§ **RECORDS FOR PROCESSING**:
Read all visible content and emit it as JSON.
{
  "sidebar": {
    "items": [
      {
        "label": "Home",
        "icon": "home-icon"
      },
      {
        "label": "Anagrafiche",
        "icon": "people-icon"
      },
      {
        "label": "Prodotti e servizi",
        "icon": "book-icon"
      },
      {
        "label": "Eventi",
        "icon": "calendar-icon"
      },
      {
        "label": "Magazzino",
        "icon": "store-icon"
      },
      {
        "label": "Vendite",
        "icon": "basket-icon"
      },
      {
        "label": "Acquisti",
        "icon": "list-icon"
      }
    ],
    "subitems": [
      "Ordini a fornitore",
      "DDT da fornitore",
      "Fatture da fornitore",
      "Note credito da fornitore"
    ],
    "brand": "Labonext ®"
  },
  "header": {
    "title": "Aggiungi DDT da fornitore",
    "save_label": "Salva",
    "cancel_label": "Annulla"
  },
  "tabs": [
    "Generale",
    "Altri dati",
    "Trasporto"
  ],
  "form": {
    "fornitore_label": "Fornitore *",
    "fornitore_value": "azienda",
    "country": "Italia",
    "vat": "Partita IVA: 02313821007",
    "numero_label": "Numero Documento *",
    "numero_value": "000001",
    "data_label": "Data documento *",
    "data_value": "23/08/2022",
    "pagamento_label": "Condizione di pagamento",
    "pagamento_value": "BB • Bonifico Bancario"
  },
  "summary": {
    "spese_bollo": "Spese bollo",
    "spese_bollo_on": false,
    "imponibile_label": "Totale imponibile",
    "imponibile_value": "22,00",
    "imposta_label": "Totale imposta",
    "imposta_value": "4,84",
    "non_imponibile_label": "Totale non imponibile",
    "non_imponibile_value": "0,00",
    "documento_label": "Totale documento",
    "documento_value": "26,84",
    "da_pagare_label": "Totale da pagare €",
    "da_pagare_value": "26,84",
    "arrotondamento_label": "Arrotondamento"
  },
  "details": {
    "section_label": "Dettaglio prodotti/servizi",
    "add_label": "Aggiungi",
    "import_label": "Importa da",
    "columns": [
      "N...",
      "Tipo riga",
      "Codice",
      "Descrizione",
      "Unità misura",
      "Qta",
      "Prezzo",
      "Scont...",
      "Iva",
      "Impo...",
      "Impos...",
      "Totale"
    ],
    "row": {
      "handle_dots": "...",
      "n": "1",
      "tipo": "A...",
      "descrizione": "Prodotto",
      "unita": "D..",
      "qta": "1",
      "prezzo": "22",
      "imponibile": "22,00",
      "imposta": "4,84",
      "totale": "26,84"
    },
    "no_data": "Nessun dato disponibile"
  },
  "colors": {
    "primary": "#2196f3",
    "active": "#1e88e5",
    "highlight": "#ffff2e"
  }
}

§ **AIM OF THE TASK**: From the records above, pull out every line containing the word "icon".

§ **YOUR RESPONSE**:
        "icon": "home-icon"
        "icon": "people-icon"
        "icon": "book-icon"
        "icon": "calendar-icon"
        "icon": "store-icon"
        "icon": "basket-icon"
        "icon": "list-icon"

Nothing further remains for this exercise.